Irish Coffee

It’s fun to be writing our first Irish Coffee recipe. San Francisco lays claim to a modern classic in Jack Koeppler’s 1952 creation. Mr. Koeppler owned the storied Buena Vista Café, which sits perched above Fisherman’s Wharf and Aquatic Park on Hyde. The cocktail was apparently inspired by the Irish Coffee Mr. Koeppler happened upon in Shannon Airport in Ireland. On a quest, he enlisted the aid of travel writer Stanton “Stan” Delaplane, to help him come up with a facsimile.

Today, the café claims to sell as many as 2,000 Irish Coffees a day.* We don’t know if this statistic says as much about the quality of the drink as it does San Francisco’s drinking habits, but we aren’t judging.
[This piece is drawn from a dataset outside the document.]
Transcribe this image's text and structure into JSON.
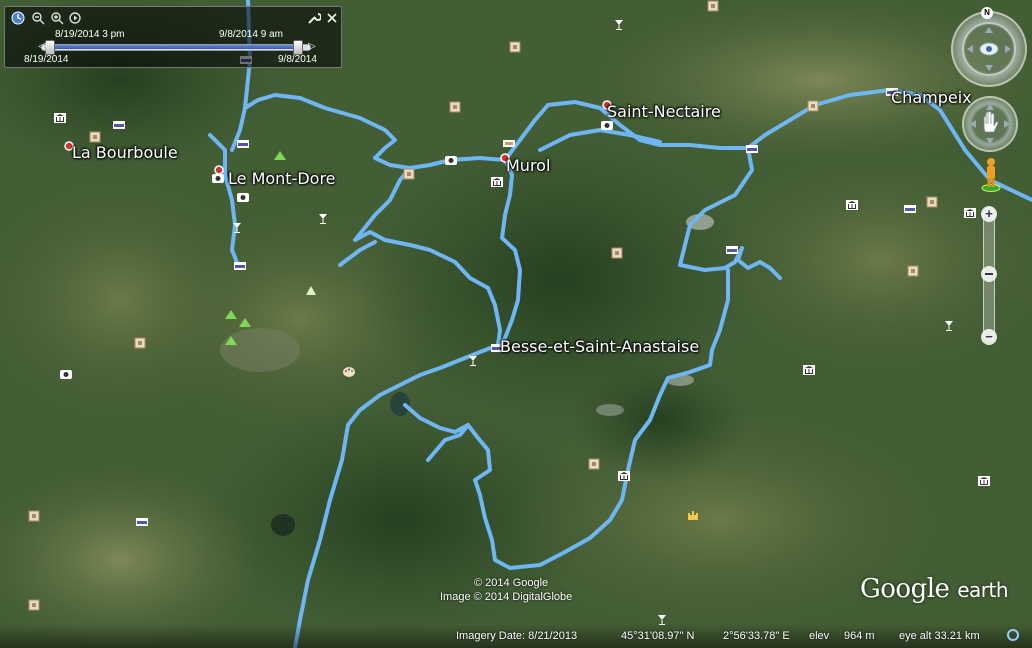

So here it is, in time for your St. Patrick’s Day drink-up (or morning after recovery), the famous Buena Vista Café Irish Coffee:

Irish Coffee

6 oz. piping hot coffee
1.5 oz. good Irish whiskey (we’re fans of the 10 year old Bushmills single malt but the Buena Vista uses Tullamore Dew )
2 tbsp. sugar (traditional Irish recipes call for 2 tbsp. brown sugar)
3-4 tbsp. lightly whipped cream

Note: The Buena Vista Café serves Irish Coffee in what look like a cross between a desert glass and a beer glass, but any large coffee mug will do.

Heat coffee mugs by filling with hot water. Pour the water out, pour coffee, add sugar and whiskey and stir to melt sugar. Top by pouring slightly whipped cream over the back of a spoon to float it atop the coffee.

The coffee is to be enjoyed through the cream, so don’t shy away from that mustache.

*The Buena Vista Café Irish Coffee story can be found on the café web site.